Today Hardison is a family man living in Encinitas with two older model cars parked in front of his home. He supports his family making upscale commercial signage for an international clientele. To do so, he relies on pricey technology including his Blackberry and Mac computer.
But in the grand scheme of things he has remained true to himself.
Hardison has become a popular artist with his work appearing in shows sponsored by the 101 Arts Colony, the Laguna Plein Air Painters Association and the California Arts Club in Pasadena. His one-man shows have been seen in Great Britain and Spain.
He also founded the Bravura Academy in southern Spain, which offers painting retreats led by world-renowned artists such as Daniele Greene, Jeff Watts and Calvin Liang.
Over the years, Hardison has traveled extensively throughout Central and South America, Canada and the Pacific Islands.
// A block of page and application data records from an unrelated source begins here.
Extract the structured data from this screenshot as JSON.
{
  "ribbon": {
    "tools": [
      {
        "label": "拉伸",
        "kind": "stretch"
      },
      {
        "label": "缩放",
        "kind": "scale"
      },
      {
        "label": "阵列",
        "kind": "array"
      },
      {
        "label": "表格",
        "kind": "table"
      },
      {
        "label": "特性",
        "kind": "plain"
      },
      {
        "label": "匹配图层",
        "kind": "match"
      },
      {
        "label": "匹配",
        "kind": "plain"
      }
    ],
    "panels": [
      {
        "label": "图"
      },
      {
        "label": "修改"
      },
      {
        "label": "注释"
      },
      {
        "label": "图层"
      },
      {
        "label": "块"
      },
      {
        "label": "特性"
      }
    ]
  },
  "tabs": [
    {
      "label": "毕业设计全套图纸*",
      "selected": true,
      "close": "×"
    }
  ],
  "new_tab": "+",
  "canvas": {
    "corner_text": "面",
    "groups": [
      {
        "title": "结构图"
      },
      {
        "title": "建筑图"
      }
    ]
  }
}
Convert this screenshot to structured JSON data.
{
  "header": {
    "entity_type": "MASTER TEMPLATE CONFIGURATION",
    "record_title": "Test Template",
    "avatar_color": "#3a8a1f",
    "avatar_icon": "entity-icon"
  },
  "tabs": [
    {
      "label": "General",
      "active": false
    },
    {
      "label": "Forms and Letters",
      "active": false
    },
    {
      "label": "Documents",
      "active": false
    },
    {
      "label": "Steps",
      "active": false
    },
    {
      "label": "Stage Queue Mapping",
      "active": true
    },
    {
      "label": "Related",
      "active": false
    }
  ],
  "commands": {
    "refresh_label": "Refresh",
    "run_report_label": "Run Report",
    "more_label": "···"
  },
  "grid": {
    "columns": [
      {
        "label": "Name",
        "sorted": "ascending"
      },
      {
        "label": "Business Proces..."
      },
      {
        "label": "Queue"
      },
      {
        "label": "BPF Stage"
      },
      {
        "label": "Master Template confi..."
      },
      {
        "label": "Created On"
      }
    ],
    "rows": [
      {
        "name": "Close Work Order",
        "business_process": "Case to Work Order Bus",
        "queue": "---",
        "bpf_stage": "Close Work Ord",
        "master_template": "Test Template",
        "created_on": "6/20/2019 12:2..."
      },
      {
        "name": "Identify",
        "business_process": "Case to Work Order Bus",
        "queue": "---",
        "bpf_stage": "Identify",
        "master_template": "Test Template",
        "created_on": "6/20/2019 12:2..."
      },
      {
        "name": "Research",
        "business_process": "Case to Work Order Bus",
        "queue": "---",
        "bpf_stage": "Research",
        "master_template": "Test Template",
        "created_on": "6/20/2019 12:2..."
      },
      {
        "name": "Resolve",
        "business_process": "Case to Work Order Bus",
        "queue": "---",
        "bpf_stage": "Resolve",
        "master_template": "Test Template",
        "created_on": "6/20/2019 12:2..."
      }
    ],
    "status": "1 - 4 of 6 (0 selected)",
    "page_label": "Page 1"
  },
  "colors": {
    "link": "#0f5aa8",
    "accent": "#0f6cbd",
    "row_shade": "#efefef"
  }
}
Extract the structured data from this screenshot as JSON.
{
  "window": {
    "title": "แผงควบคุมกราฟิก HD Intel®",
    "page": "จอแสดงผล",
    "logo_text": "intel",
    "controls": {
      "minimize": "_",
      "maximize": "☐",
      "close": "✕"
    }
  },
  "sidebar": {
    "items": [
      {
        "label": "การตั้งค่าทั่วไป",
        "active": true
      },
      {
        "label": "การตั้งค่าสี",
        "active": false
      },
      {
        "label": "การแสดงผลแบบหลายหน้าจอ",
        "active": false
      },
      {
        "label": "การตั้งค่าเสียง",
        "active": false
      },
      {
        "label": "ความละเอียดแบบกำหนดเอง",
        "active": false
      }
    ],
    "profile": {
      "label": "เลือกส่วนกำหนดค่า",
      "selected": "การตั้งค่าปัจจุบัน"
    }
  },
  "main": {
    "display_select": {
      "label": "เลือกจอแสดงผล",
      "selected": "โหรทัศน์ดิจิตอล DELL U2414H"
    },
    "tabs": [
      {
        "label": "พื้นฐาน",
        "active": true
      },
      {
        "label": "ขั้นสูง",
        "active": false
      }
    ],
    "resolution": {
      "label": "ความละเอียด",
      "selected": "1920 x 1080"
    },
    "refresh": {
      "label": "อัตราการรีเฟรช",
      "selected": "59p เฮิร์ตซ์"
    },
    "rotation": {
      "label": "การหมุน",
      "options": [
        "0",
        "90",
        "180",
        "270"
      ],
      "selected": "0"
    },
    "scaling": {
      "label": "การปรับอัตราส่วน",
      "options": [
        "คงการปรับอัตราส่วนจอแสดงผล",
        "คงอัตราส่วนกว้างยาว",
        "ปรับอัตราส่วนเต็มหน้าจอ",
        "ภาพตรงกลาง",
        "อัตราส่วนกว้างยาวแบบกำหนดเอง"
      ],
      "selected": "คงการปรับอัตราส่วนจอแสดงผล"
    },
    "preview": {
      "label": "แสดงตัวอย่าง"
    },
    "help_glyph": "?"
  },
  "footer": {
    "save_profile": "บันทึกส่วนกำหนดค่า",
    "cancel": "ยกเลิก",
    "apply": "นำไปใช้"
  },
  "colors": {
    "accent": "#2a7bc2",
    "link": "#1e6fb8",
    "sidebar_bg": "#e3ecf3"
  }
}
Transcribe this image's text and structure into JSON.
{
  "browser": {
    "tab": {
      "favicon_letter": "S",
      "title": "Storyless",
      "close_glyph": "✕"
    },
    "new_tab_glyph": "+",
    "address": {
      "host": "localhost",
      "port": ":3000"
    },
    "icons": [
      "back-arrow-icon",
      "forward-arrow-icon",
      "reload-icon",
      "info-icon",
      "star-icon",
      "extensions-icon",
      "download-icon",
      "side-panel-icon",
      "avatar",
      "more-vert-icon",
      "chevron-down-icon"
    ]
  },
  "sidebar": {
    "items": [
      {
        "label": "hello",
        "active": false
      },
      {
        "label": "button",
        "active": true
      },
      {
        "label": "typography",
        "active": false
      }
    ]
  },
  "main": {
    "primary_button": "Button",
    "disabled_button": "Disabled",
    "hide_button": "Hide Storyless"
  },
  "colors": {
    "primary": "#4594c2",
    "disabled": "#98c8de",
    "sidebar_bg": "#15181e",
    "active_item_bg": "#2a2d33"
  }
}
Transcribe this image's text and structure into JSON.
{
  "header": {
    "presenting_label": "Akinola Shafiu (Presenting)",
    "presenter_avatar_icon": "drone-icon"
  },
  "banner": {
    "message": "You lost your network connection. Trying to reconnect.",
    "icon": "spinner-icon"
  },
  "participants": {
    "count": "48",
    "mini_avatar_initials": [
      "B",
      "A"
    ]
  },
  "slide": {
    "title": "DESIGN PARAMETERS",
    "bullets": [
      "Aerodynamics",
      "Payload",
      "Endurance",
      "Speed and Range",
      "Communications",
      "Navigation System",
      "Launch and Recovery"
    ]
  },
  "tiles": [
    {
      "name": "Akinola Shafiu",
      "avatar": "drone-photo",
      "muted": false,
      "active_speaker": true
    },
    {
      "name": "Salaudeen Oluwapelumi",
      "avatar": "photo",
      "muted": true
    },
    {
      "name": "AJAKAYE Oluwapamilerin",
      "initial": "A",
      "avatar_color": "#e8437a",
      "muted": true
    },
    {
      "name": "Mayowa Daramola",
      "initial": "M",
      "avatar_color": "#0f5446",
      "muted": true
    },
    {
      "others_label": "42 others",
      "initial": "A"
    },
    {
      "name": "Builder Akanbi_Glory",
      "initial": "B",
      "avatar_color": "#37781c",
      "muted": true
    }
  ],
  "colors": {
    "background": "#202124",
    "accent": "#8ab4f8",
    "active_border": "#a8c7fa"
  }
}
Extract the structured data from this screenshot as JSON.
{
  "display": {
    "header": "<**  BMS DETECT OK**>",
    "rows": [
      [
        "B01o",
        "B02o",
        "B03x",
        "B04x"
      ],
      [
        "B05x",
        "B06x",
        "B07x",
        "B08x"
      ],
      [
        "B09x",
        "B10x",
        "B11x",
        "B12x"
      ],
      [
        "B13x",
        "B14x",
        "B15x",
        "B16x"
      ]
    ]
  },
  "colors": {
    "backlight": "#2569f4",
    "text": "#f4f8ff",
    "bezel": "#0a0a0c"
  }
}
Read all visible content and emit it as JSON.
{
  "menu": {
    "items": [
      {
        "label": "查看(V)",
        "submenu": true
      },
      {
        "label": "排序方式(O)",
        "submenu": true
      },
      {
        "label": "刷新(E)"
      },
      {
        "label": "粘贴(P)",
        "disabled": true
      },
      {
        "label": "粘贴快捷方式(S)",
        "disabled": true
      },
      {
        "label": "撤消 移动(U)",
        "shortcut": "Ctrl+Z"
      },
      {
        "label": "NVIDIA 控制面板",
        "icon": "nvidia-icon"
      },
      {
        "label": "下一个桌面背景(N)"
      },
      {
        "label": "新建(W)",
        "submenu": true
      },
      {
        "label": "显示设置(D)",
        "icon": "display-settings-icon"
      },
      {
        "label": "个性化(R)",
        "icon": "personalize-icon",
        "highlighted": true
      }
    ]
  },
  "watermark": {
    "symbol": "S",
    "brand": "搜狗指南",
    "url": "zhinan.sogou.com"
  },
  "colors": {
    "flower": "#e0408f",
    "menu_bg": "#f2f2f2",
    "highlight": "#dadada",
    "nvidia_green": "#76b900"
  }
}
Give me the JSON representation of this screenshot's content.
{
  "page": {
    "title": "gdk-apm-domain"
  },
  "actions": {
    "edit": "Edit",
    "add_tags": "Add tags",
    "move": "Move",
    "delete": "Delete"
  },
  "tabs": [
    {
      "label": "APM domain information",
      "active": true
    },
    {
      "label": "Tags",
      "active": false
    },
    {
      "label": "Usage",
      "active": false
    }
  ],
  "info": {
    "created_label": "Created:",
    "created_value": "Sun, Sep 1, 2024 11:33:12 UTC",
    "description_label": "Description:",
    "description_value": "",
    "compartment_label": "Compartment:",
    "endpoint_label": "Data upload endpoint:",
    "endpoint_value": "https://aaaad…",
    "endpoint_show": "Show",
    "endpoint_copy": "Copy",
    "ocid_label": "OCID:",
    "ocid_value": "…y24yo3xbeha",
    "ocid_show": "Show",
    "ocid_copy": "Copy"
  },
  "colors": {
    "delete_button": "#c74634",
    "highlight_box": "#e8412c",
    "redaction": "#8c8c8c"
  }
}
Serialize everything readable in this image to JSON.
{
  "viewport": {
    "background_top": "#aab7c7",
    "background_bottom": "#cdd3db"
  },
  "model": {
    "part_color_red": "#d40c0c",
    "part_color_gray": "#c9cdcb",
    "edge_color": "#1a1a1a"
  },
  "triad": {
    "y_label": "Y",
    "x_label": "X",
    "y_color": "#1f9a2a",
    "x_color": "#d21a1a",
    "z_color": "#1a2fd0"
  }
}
He found his way to Spain in 2001 after becoming intrigued with a young English woman he met through a friend via e-mail. The couple communicated for a few weeks until she announced she would be
leaving to visit her mother in Spain.
“I’m going to Spain, too!” Hardison said on an impulse, seizing an opportunity to finally meet.
He quickly booked his flight and traveled to the fishing village of Zahara de los Atunes where he visited Alison Bloor in person. The following day the two traveled to Asilah, Morocco, with her mother and a friend.
They married a few months later in Tarifa, Spain, and remained there. Hardison painted and opened a gallery.
In 2003, Micaiah and Alison Hardison, and a Spanish rescue dog named Geronimo, relocated to Encinitas. The family grew with the arrival of daughter, Zahara, in 2005. Another daughter, Asilah, followed last year.
Alison Hardison has become well-known in the coastal community through her tireless efforts to relieve crowding at the Carlsbad shelter by pulling dogs and placing them in foster and permanent homes.
“I truly believe that if we could all do something, just a bit of something to help those around us how much better our world could be,” she said. “So I try to help those that cannot speak for themselves.”
Now 31, Micaiah Hardison is in the second year of a 10-year plan to support his family solely as an artist. Part of the plan involves moving the Bravura Academy to Encinitas next year.
“My vision remains the same: to appreciate a simple, wholesome life with time to enjoy the surf and paint,” he said. “Now I have two girls and a lady to share it all with, and an understanding of what it takes to be a successful painter.”?For information about Micaiah Hardison and the Bravura Academy, call (760) 230-1547 or visit Micaiah.net or BravuraAcademy.com. His paintings can also be seen at Le Papagayo restaurant in Leucadia.
For information about fostering or adopting a shelter dog, call Alison Hardison at (760) 707-8261.